╭──

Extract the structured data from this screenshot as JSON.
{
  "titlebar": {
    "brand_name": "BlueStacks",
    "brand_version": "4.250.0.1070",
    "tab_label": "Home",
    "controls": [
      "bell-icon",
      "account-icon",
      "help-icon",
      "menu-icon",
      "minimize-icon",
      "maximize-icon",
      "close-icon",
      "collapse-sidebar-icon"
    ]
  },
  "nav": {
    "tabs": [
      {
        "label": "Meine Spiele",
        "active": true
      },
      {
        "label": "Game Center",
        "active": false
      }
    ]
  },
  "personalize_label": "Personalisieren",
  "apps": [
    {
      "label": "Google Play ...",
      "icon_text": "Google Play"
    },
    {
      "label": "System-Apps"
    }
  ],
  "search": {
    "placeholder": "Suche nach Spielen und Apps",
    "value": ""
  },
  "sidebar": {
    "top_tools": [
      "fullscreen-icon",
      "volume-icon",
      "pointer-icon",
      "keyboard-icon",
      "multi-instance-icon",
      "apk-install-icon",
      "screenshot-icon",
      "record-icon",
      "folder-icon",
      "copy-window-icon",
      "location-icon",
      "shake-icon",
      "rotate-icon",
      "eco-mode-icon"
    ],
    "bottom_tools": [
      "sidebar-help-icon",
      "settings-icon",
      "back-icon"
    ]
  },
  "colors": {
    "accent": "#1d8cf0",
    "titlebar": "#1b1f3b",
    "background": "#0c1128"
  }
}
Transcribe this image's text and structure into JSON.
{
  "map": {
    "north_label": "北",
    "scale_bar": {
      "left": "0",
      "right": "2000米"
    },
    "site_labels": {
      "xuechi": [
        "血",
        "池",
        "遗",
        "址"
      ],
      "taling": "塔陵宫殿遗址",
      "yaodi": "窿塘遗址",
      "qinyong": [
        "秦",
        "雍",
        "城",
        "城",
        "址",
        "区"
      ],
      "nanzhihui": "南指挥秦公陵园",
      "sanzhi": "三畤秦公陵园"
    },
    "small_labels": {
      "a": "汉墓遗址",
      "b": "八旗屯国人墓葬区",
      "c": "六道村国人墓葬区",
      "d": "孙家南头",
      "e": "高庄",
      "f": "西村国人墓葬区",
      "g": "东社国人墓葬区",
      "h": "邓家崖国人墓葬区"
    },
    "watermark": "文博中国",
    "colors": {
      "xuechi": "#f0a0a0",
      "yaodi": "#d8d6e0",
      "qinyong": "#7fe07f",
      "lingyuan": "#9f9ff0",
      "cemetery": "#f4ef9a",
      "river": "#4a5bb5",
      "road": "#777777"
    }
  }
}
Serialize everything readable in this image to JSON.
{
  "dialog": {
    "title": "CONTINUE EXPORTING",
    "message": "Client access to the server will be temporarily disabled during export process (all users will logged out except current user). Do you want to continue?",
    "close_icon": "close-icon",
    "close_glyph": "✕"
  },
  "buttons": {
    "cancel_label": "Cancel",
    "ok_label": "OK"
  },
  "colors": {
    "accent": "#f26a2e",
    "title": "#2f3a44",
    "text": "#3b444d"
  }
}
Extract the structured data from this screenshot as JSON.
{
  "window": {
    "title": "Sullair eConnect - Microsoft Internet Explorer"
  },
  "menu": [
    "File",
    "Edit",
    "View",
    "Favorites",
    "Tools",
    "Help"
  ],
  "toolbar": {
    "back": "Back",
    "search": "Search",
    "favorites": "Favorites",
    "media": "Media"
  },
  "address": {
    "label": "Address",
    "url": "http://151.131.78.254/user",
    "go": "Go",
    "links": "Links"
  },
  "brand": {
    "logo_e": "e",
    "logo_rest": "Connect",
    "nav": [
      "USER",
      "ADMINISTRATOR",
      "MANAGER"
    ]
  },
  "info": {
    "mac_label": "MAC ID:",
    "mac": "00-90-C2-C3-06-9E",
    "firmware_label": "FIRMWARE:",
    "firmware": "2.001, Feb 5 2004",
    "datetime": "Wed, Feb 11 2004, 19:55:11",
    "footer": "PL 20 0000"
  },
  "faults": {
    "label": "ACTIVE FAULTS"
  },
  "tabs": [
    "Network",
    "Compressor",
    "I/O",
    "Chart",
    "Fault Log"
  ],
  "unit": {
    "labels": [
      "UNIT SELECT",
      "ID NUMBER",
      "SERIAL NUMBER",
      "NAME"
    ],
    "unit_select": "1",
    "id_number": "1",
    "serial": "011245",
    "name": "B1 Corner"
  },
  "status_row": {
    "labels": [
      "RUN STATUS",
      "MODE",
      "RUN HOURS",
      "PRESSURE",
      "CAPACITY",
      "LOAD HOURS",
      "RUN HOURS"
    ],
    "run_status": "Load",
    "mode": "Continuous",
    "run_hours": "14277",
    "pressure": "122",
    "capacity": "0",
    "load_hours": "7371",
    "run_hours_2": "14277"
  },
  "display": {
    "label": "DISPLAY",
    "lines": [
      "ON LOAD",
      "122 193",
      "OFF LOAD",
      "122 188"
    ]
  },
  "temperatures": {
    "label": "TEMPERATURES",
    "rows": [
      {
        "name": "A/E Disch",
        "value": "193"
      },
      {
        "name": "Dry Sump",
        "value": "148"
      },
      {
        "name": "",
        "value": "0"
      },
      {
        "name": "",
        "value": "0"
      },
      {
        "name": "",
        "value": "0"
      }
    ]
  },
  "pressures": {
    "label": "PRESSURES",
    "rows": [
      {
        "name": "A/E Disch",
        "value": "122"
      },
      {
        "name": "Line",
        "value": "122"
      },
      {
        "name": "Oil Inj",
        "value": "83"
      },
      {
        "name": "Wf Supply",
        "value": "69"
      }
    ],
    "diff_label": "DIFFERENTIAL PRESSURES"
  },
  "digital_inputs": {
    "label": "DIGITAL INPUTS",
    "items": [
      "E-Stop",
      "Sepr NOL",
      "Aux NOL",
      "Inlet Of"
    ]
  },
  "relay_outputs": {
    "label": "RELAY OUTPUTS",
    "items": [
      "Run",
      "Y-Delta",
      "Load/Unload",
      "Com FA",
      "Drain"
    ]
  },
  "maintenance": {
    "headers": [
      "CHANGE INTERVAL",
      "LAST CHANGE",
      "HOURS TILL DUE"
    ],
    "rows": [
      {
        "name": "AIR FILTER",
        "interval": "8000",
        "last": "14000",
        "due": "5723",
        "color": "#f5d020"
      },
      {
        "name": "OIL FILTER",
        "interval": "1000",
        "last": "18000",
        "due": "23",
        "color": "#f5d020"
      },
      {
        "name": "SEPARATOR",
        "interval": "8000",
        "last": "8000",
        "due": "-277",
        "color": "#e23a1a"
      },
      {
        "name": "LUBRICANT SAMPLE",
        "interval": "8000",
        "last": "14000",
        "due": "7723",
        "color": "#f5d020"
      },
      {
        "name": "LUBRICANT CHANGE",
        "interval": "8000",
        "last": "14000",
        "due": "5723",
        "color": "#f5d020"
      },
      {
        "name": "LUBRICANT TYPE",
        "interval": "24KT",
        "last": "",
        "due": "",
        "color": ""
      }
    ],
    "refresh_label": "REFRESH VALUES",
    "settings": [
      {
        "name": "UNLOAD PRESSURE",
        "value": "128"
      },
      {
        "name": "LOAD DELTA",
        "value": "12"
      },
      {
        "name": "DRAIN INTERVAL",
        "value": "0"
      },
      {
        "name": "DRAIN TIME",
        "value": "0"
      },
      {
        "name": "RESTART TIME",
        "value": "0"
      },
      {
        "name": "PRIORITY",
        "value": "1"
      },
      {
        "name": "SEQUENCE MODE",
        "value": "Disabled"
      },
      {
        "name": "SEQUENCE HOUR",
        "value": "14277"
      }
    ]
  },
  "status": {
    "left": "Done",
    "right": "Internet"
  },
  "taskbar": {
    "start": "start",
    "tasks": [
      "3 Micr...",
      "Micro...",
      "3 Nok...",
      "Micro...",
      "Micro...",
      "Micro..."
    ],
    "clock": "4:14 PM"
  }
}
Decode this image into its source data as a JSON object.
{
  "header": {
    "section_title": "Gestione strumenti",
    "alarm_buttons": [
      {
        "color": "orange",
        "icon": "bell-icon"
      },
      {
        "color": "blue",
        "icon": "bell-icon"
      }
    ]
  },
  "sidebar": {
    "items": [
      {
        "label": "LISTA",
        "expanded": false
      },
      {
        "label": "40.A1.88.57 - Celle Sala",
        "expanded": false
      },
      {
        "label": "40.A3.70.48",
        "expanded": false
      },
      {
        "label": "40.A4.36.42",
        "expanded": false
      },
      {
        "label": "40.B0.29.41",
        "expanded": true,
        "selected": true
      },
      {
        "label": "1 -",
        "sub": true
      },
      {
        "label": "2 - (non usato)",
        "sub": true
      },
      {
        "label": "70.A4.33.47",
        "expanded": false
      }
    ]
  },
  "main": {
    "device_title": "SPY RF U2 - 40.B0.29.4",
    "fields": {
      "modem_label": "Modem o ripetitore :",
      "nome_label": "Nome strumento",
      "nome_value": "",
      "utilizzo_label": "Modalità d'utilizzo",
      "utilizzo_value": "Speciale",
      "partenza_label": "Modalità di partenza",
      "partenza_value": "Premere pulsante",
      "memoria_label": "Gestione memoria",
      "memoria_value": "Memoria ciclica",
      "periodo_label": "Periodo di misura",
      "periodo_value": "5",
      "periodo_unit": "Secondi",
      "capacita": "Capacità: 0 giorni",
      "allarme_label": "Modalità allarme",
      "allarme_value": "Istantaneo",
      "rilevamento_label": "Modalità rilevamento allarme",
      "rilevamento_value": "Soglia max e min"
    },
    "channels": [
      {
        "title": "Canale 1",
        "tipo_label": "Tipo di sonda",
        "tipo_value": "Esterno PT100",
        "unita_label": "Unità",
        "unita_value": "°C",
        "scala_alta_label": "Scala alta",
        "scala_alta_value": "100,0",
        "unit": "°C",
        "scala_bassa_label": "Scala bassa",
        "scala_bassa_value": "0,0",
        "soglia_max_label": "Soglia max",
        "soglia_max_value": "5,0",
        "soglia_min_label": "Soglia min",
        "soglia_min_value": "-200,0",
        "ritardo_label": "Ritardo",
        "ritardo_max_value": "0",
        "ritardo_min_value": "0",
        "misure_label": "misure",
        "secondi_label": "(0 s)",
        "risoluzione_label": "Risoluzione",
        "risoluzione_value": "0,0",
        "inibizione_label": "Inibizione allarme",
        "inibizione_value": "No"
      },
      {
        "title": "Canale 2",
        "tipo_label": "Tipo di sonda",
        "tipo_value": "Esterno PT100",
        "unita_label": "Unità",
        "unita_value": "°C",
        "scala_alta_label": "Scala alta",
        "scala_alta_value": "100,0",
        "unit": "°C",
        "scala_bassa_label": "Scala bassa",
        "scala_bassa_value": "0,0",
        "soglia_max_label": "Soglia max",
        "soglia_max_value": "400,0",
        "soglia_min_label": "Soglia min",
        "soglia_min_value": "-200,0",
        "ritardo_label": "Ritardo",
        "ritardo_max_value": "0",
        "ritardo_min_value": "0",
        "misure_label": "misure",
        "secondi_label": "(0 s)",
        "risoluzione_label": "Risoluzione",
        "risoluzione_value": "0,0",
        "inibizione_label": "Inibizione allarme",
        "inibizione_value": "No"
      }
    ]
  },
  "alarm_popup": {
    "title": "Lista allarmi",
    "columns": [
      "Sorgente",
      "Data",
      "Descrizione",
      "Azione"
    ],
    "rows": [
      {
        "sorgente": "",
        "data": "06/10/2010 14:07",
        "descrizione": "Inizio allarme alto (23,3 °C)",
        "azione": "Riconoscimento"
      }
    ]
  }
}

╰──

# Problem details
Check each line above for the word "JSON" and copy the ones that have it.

# Answer area
Extract the structured data from this screenshot as JSON.
Transcribe this image's text and structure into JSON.
Serialize everything readable in this image to JSON.
Extract the structured data from this screenshot as JSON.
Decode this image into its source data as a JSON object.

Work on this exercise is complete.